BEGIN
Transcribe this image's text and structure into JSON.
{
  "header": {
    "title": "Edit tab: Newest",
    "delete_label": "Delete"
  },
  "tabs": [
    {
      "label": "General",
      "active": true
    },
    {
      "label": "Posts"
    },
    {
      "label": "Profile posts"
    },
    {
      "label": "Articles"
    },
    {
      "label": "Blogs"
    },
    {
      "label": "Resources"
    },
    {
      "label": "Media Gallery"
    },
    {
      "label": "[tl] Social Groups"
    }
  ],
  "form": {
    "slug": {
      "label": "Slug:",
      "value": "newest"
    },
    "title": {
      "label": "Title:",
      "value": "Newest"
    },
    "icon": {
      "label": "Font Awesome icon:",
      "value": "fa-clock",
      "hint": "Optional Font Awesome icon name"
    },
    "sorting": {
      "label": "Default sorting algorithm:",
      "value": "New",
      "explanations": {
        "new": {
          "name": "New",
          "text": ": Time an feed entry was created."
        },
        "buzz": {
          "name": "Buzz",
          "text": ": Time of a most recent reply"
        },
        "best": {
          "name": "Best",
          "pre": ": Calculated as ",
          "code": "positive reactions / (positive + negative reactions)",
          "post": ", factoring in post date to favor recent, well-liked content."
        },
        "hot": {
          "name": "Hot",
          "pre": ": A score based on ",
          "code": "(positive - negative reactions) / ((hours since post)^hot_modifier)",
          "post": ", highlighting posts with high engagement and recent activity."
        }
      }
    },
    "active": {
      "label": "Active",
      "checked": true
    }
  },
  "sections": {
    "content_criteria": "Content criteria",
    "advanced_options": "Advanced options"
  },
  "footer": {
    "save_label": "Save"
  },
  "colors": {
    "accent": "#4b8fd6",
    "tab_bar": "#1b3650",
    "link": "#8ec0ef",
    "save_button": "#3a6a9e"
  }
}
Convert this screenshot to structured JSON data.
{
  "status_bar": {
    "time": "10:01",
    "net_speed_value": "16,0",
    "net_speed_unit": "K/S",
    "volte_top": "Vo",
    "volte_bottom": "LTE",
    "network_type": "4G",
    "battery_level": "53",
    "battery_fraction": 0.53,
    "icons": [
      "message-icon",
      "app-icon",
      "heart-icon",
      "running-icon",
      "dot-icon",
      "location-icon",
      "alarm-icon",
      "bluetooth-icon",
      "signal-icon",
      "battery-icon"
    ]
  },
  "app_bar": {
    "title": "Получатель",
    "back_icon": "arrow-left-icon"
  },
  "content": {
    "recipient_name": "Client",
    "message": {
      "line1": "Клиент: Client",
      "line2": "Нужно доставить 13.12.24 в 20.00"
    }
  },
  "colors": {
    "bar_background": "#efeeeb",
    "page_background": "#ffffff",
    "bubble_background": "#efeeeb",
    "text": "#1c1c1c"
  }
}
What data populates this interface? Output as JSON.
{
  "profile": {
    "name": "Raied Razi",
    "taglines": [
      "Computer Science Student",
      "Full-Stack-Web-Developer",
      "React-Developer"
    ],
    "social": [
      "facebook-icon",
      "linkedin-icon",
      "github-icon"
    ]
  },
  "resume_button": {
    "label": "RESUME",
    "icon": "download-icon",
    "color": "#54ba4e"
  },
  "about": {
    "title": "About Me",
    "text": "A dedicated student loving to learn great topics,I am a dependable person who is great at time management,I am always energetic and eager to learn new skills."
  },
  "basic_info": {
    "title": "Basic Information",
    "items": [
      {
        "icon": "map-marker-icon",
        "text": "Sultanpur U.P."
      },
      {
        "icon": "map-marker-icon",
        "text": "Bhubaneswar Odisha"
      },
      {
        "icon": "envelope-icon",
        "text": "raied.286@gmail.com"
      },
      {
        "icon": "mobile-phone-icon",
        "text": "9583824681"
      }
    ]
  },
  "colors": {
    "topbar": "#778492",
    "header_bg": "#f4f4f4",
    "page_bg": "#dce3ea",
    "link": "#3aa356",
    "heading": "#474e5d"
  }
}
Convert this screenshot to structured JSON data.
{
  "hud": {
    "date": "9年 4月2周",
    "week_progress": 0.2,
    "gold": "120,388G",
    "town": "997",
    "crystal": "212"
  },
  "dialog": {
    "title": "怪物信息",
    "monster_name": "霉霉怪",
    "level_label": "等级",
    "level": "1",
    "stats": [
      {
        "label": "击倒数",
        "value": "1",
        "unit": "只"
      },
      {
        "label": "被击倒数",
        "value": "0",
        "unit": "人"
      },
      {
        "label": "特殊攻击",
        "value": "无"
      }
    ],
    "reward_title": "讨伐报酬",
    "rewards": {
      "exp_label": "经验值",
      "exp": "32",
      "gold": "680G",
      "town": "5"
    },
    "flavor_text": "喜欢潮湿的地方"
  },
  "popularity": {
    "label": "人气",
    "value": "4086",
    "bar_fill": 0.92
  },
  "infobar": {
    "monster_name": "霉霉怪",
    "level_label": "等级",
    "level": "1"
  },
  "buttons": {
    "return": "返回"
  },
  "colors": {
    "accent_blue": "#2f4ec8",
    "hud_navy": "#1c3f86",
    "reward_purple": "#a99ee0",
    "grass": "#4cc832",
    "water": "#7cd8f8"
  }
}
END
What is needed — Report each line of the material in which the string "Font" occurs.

Answer section —
      "label": "Font Awesome icon:",
      "hint": "Optional Font Awesome icon name"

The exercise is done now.